You need to somehow keep the information about the index.
I can see two ways of doing this :

1-Since you represent your point by a vector, you can had another dimension that will represent the orginal index :

//Adding index info, inportant that your index be the last dimension , otherwise the sort is incorrect
for(auto point = vector.begin(),unsigned int index=0;point != vector.end(); ++point,++index){
point->push_back(index)
};

Then sort the same way you are doing now :

sort(vector.begin(), vector.end())

and you access the original index with A[0][n]

The cool thing about that is that it allow you to keep track of the index in a very convenient way, but you need to be able to modify the representation of your point.

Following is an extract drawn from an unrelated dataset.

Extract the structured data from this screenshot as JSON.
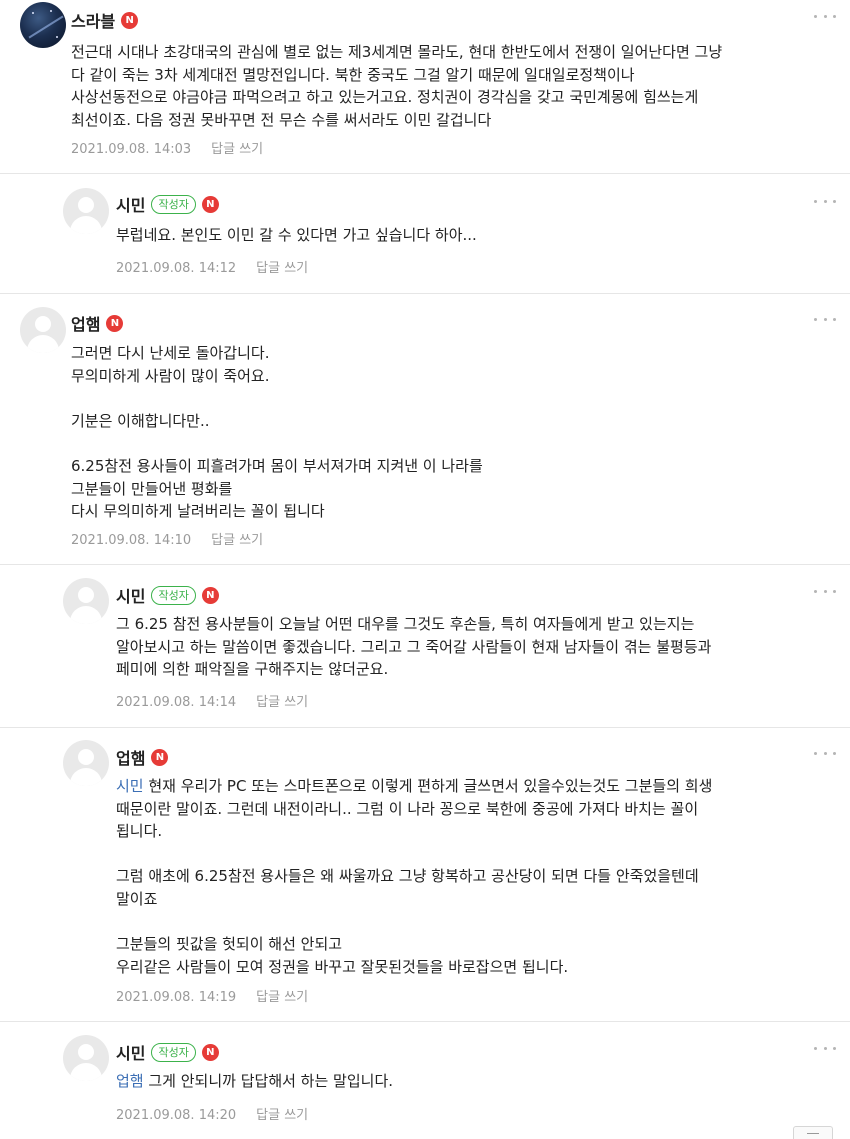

2- The other way is to have an external table of indices and sort that using custom comp. operator :

you start by creating a vector of indices

std::vector indices(vector.size());

for(unsigned int index =0;index != indicies.size(); ++point){
indicies[index] = index ;
};

//and sort...

std::sort(indices.begin(),indices.end(),[&](unsigned int i,unsigned int j) { return vector[i] < vector[j]})

now you need an additional level of indirection to go trough your points in the sorted order :
A[indices[0]],A[indices[1]],...
So the original position of A[indices[x]] is simply x

The main to remember between those two ways of doing it is that in the first you move your data around and not in the second , depending on what you are doing on your points, one might be better that the order